TASK:
Scan the data below and pick out the lines containing the word "Student".

++++++

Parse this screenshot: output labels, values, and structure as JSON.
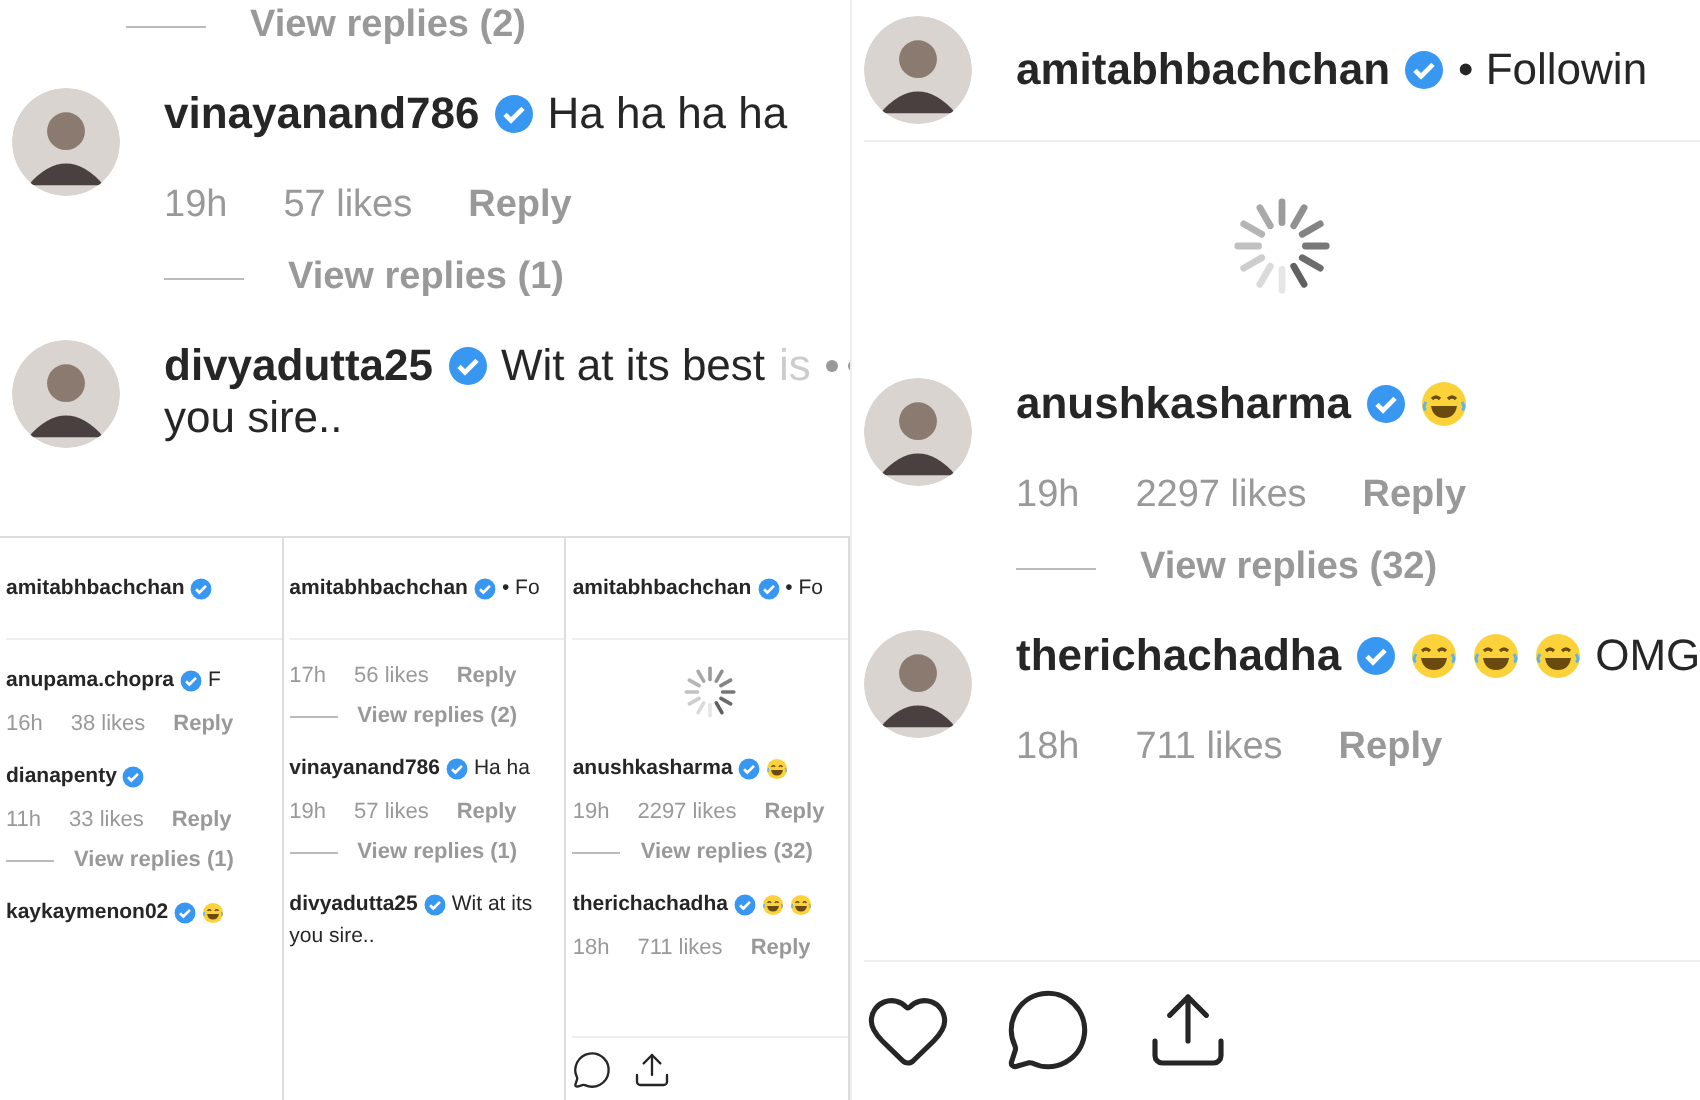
{
  "panels": [
    {
      "kind": "full",
      "lead_replies": "View replies (2)",
      "comments": [
        {
          "username": "vinayanand786",
          "verified": true,
          "avatar": true,
          "text": "Ha ha ha ha",
          "time": "19h",
          "likes": "57 likes",
          "reply": "Reply",
          "view_replies": "View replies (1)"
        },
        {
          "username": "divyadutta25",
          "verified": true,
          "avatar": true,
          "text": "Wit at its best",
          "faded": "is",
          "more": true,
          "text2": "you sire.."
        }
      ]
    },
    {
      "kind": "thumbnail",
      "header": {
        "username": "amitabhbachchan",
        "verified": true
      },
      "comments": [
        {
          "username": "anupama.chopra",
          "verified": true,
          "text": "F",
          "time": "16h",
          "likes": "38 likes",
          "reply": "Reply"
        },
        {
          "username": "dianapenty",
          "verified": true,
          "time": "11h",
          "likes": "33 likes",
          "reply": "Reply",
          "view_replies": "View replies (1)"
        },
        {
          "username": "kaykaymenon02",
          "verified": true,
          "emojis": [
            {
              "kind": "laugh"
            }
          ]
        }
      ]
    },
    {
      "kind": "thumbnail",
      "header": {
        "username": "amitabhbachchan",
        "verified": true,
        "suffix": "• Fo"
      },
      "time": "17h",
      "likes": "56 likes",
      "reply": "Reply",
      "view_replies": "View replies (2)",
      "comments": [
        {
          "username": "vinayanand786",
          "verified": true,
          "text": "Ha ha",
          "time": "19h",
          "likes": "57 likes",
          "reply": "Reply",
          "view_replies": "View replies (1)"
        },
        {
          "username": "divyadutta25",
          "verified": true,
          "text": "Wit at its",
          "text2": "you sire.."
        }
      ]
    },
    {
      "kind": "thumbnail",
      "header": {
        "username": "amitabhbachchan",
        "verified": true,
        "suffix": "• Fo"
      },
      "spinner": true,
      "comments": [
        {
          "username": "anushkasharma",
          "verified": true,
          "emojis": [
            {
              "kind": "laugh"
            }
          ],
          "time": "19h",
          "likes": "2297 likes",
          "reply": "Reply",
          "view_replies": "View replies (32)"
        },
        {
          "username": "therichachadha",
          "verified": true,
          "emojis": [
            {
              "kind": "laugh"
            },
            {
              "kind": "laugh"
            }
          ],
          "time": "18h",
          "likes": "711 likes",
          "reply": "Reply"
        }
      ],
      "actions": [
        {
          "kind": "comment"
        },
        {
          "kind": "share"
        }
      ]
    },
    {
      "kind": "full",
      "header": {
        "username": "amitabhbachchan",
        "verified": true,
        "suffix": "• Followin",
        "avatar": true
      },
      "spinner": true,
      "comments": [
        {
          "username": "anushkasharma",
          "verified": true,
          "avatar": true,
          "emojis": [
            {
              "kind": "laugh"
            }
          ],
          "time": "19h",
          "likes": "2297 likes",
          "reply": "Reply",
          "view_replies": "View replies (32)"
        },
        {
          "username": "therichachadha",
          "verified": true,
          "avatar": true,
          "emojis": [
            {
              "kind": "laugh"
            },
            {
              "kind": "laugh"
            },
            {
              "kind": "laugh"
            }
          ],
          "text": "OMG",
          "time": "18h",
          "likes": "711 likes",
          "reply": "Reply"
        }
      ],
      "actions": [
        {
          "kind": "like"
        },
        {
          "kind": "comment"
        },
        {
          "kind": "share"
        }
      ]
    }
  ]
}
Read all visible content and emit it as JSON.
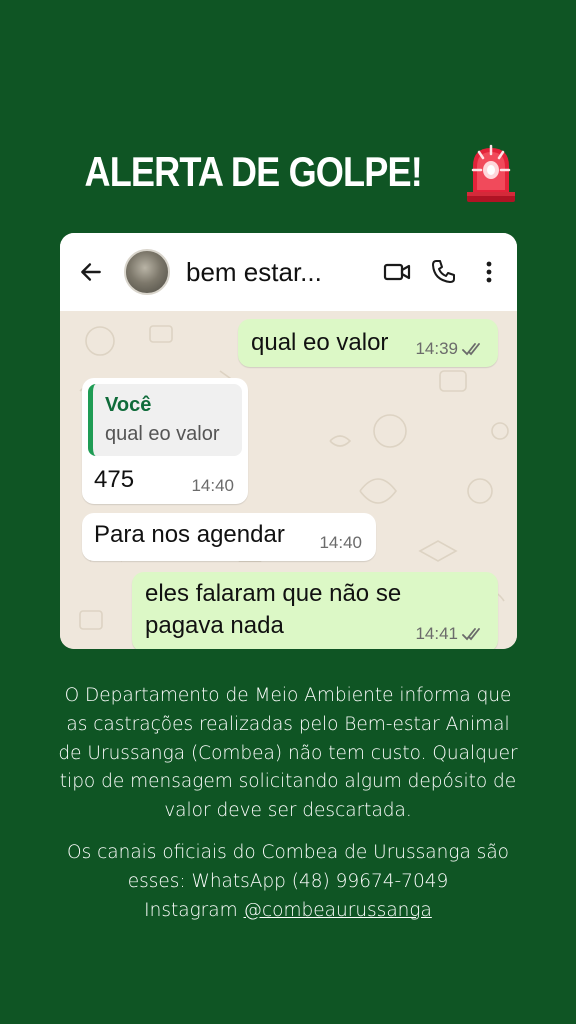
{
  "headline": {
    "text": "ALERTA DE GOLPE!",
    "icon": "siren-icon"
  },
  "chat_header": {
    "contact_name": "bem estar...",
    "icons": [
      "back-arrow-icon",
      "video-call-icon",
      "phone-call-icon",
      "more-options-icon"
    ]
  },
  "messages": [
    {
      "direction": "outgoing",
      "text": "qual eo valor",
      "time": "14:39",
      "status": "read"
    },
    {
      "direction": "incoming",
      "quote_author": "Você",
      "quote_text": "qual eo valor",
      "text": "475",
      "time": "14:40"
    },
    {
      "direction": "incoming",
      "text": "Para nos agendar",
      "time": "14:40"
    },
    {
      "direction": "outgoing",
      "text_line1": "eles falaram que não se",
      "text_line2": "pagava nada",
      "time": "14:41",
      "status": "read"
    }
  ],
  "notice": {
    "lines": [
      "O Departamento de Meio Ambiente informa que",
      "as castrações realizadas pelo Bem-estar Animal",
      "de Urussanga (Combea) não tem custo. Qualquer",
      "tipo de mensagem solicitando algum depósito de",
      "valor deve ser descartada."
    ]
  },
  "contacts": {
    "line1": "Os canais oficiais do Combea de Urussanga são",
    "line2": "esses:  WhatsApp (48) 99674-7049",
    "instagram_prefix": "Instagram ",
    "instagram_handle": "@combeaurussanga"
  },
  "colors": {
    "background": "#0f5524",
    "outgoing_bubble": "#dcf8c6",
    "incoming_bubble": "#ffffff",
    "quote_bar": "#1f9c54",
    "read_ticks": "#6b6b6b"
  }
}
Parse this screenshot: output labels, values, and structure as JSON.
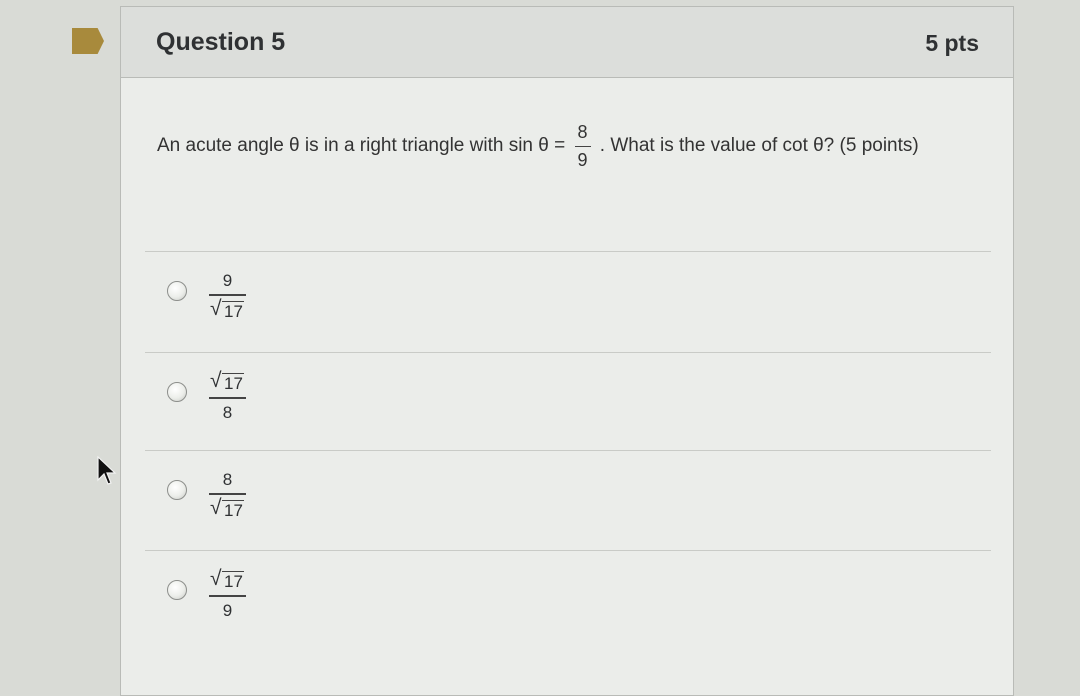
{
  "question": {
    "title": "Question 5",
    "points": "5 pts",
    "prompt_before": "An acute angle θ is in a right triangle with sin θ =",
    "given_fraction": {
      "numerator": "8",
      "denominator": "9"
    },
    "prompt_after": ". What is the value of cot θ? (5 points)"
  },
  "answers": [
    {
      "numerator": "9",
      "denominator_radicand": "17",
      "radical_in": "denominator",
      "selected": false
    },
    {
      "numerator_radicand": "17",
      "denominator": "8",
      "radical_in": "numerator",
      "selected": false
    },
    {
      "numerator": "8",
      "denominator_radicand": "17",
      "radical_in": "denominator",
      "selected": false
    },
    {
      "numerator_radicand": "17",
      "denominator": "9",
      "radical_in": "numerator",
      "selected": false
    }
  ],
  "colors": {
    "flag": "#a88a3c",
    "card": "#ebedea",
    "header": "#dcdedb"
  },
  "icons": {
    "flag": "bookmark-flag-icon",
    "cursor": "mouse-pointer-icon"
  }
}
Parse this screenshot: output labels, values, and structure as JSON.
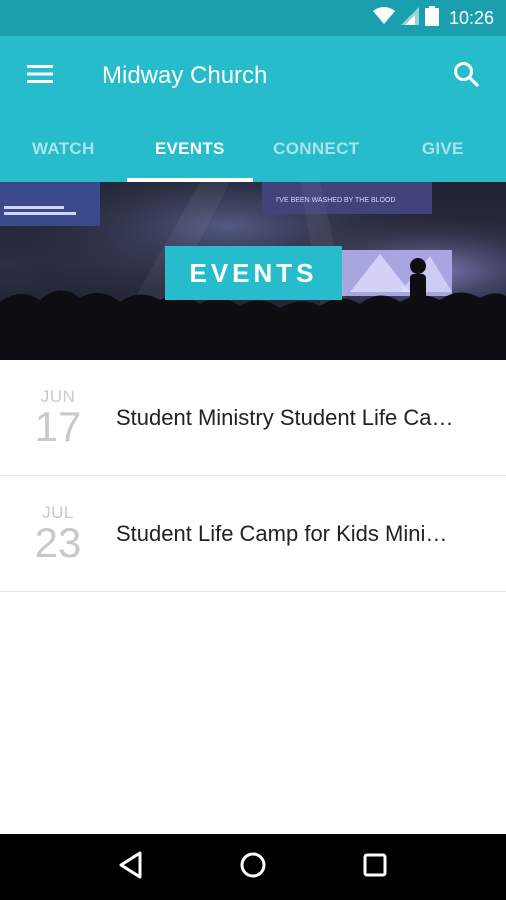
{
  "status_bar": {
    "time": "10:26",
    "icons": [
      "wifi-icon",
      "signal-icon",
      "battery-icon"
    ]
  },
  "app_bar": {
    "title": "Midway Church",
    "menu_icon": "menu-icon",
    "search_icon": "search-icon",
    "color": "#26bccb"
  },
  "tabs": [
    {
      "label": "WATCH",
      "active": false
    },
    {
      "label": "EVENTS",
      "active": true
    },
    {
      "label": "CONNECT",
      "active": false
    },
    {
      "label": "GIVE",
      "active": false
    }
  ],
  "hero": {
    "badge_text": "EVENTS",
    "screen_text": "I'VE BEEN WASHED BY THE BLOOD"
  },
  "events": [
    {
      "month": "JUN",
      "day": "17",
      "title": "Student Ministry Student Life Ca…"
    },
    {
      "month": "JUL",
      "day": "23",
      "title": "Student Life Camp for Kids Mini…"
    }
  ],
  "nav_bar": {
    "icons": [
      "back-icon",
      "home-icon",
      "recents-icon"
    ]
  }
}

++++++

WRITTEN REPLY:
      "title": "Student Ministry Student Life Ca…"
      "title": "Student Life Camp for Kids Mini…"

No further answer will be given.